One of the most important implications of the economic crisis in Europe is the withering away of mainstream parties. This is particularly evident in Southern Europe, where the current crisis challenges the stability of party systems that have lasted for decades. This article aims at exploring an aspect of economic voting that has not been investigated in depth: the impact of the perceived degradation of an individual’s standard of living on the propensity to cast a vote for radical parties, using the case of the 2014 European election in Greece and Italy. The results show that this impact greatly varies across political systems. In the case of Italy, the degradation of the standard of living has not led Italian voters to be more prone to endorse far-left or far-right alternatives, as SEL and the Northern League have not switched their traditional ideological focus after the economic crisis unraveled. On the contrary, in Greece, both SYRIZA and Golden Dawn have managed to attract the voters who lost the most during the crisis, either through anti-austerity rhetoric or by blaming immigrants for the economic downturn.

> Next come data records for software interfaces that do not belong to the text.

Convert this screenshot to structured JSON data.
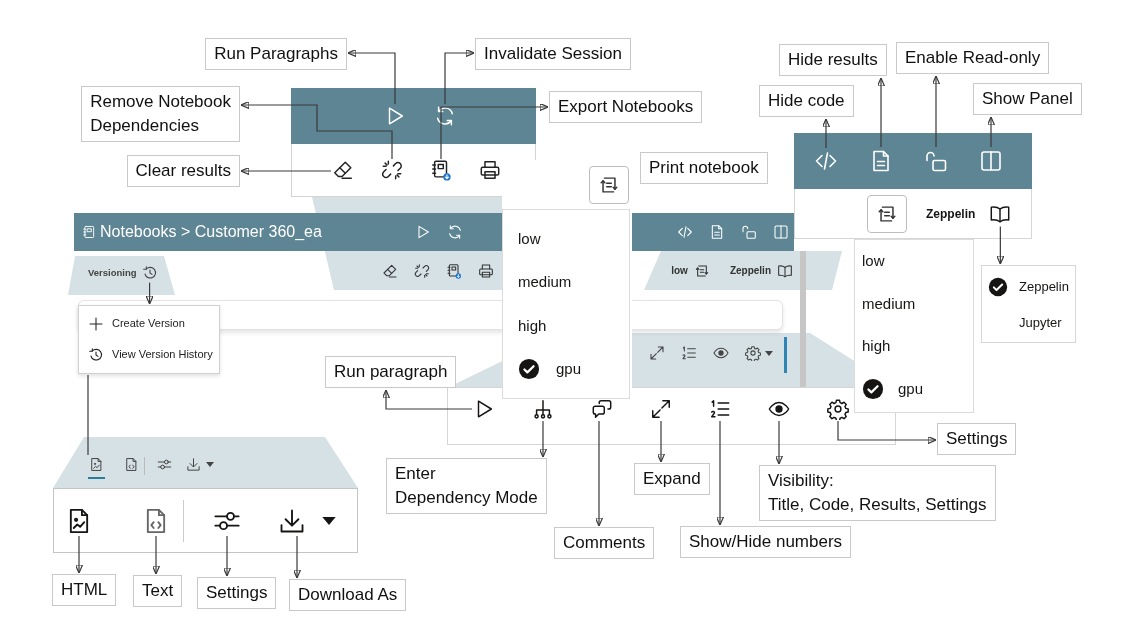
{
  "callouts": [
    {
      "lines": [
        "Run Paragraphs"
      ]
    },
    {
      "lines": [
        "Invalidate Session"
      ]
    },
    {
      "lines": [
        "Remove Notebook",
        "Dependencies"
      ]
    },
    {
      "lines": [
        "Export Notebooks"
      ]
    },
    {
      "lines": [
        "Clear results"
      ]
    },
    {
      "lines": [
        "Print notebook"
      ]
    },
    {
      "lines": [
        "Hide results"
      ]
    },
    {
      "lines": [
        "Enable Read-only"
      ]
    },
    {
      "lines": [
        "Hide code"
      ]
    },
    {
      "lines": [
        "Show Panel"
      ]
    },
    {
      "lines": [
        "Run paragraph"
      ]
    },
    {
      "lines": [
        "Settings"
      ]
    },
    {
      "lines": [
        "Enter",
        "Dependency Mode"
      ]
    },
    {
      "lines": [
        "Expand"
      ]
    },
    {
      "lines": [
        "Visibility:",
        "Title, Code, Results, Settings"
      ]
    },
    {
      "lines": [
        "Comments"
      ]
    },
    {
      "lines": [
        "Show/Hide numbers"
      ]
    },
    {
      "lines": [
        "HTML"
      ]
    },
    {
      "lines": [
        "Text"
      ]
    },
    {
      "lines": [
        "Settings"
      ]
    },
    {
      "lines": [
        "Download As"
      ]
    }
  ],
  "compute_popup": {
    "items": [
      {
        "label": "low",
        "selected": false
      },
      {
        "label": "medium",
        "selected": false
      },
      {
        "label": "high",
        "selected": false
      },
      {
        "label": "gpu",
        "selected": true
      }
    ]
  },
  "notebook_strip": {
    "title": "Notebooks > Customer 360_ea",
    "versioning": "Versioning",
    "compute": "low",
    "interpreter": "Zeppelin"
  },
  "right_panel": {
    "interpreter": "Zeppelin",
    "compute_menu": [
      {
        "label": "low",
        "selected": false
      },
      {
        "label": "medium",
        "selected": false
      },
      {
        "label": "high",
        "selected": false
      },
      {
        "label": "gpu",
        "selected": true
      }
    ],
    "interpreter_menu": [
      {
        "label": "Zeppelin",
        "selected": true
      },
      {
        "label": "Jupyter",
        "selected": false
      }
    ]
  },
  "versioning_menu": [
    {
      "label": "Create Version"
    },
    {
      "label": "View Version History"
    }
  ],
  "download_panel": {
    "tabs": [
      {
        "selected": true
      },
      {
        "selected": false
      }
    ]
  }
}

in mcculloch v. maryland (1819) the supreme court ruled that congress had implied powers under the necessary and proper clause of article i, section 8 of the constitution to create the second bank of the united states and that the state of maryland lacked the power to tax the bank.
gibbons v. ogden, (1824), was a landmark decision in which the supreme court of the united states held that the power to regulate interstate commerce, granted to congress by the commerce clause of the united states constitution, encompassed the power to regulate navigation.